■ Try it ■
All of the records are to be reproduced exactly.

(Entries taken from a collection)
● ● ● ● ●

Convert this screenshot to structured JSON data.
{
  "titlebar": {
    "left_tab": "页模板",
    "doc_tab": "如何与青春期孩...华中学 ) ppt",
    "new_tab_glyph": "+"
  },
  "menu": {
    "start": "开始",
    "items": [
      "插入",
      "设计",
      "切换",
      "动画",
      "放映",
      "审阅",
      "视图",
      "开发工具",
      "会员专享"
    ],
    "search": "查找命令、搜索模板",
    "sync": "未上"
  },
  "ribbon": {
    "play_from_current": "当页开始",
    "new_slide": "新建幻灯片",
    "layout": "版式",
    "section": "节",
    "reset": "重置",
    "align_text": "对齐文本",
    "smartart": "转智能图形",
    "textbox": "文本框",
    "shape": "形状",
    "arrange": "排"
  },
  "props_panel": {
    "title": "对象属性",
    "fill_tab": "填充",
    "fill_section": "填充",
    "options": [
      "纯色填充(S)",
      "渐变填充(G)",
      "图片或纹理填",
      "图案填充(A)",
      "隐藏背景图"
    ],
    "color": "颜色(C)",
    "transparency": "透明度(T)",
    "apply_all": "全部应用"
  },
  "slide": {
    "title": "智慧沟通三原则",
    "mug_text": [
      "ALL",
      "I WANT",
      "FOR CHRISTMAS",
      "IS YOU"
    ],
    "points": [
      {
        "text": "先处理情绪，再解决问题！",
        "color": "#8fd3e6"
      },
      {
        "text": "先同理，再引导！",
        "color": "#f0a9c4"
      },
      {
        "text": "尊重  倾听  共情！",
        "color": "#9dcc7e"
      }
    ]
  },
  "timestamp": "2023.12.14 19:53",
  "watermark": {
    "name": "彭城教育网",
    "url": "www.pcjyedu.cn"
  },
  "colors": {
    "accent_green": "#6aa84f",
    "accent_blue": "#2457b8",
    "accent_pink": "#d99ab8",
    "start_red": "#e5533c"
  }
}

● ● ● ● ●

■ Solved problem ■
Convert this screenshot to structured JSON data.
{
  "titlebar": {
    "left_tab": "页模板",
    "doc_tab": "如何与青春期孩...华中学 ) ppt",
    "new_tab_glyph": "+"
  },
  "menu": {
    "start": "开始",
    "items": [
      "插入",
      "设计",
      "切换",
      "动画",
      "放映",
      "审阅",
      "视图",
      "开发工具",
      "会员专享"
    ],
    "search": "查找命令、搜索模板",
    "sync": "未上"
  },
  "ribbon": {
    "play_from_current": "当页开始",
    "new_slide": "新建幻灯片",
    "layout": "版式",
    "section": "节",
    "reset": "重置",
    "align_text": "对齐文本",
    "smartart": "转智能图形",
    "textbox": "文本框",
    "shape": "形状",
    "arrange": "排"
  },
  "props_panel": {
    "title": "对象属性",
    "fill_tab": "填充",
    "fill_section": "填充",
    "options": [
      "纯色填充(S)",
      "渐变填充(G)",
      "图片或纹理填",
      "图案填充(A)",
      "隐藏背景图"
    ],
    "color": "颜色(C)",
    "transparency": "透明度(T)",
    "apply_all": "全部应用"
  },
  "slide": {
    "title": "智慧沟通三原则",
    "mug_text": [
      "ALL",
      "I WANT",
      "FOR CHRISTMAS",
      "IS YOU"
    ],
    "points": [
      {
        "text": "先处理情绪，再解决问题！",
        "color": "#8fd3e6"
      },
      {
        "text": "先同理，再引导！",
        "color": "#f0a9c4"
      },
      {
        "text": "尊重  倾听  共情！",
        "color": "#9dcc7e"
      }
    ]
  },
  "timestamp": "2023.12.14 19:53",
  "watermark": {
    "name": "彭城教育网",
    "url": "www.pcjyedu.cn"
  },
  "colors": {
    "accent_green": "#6aa84f",
    "accent_blue": "#2457b8",
    "accent_pink": "#d99ab8",
    "start_red": "#e5533c"
  }
}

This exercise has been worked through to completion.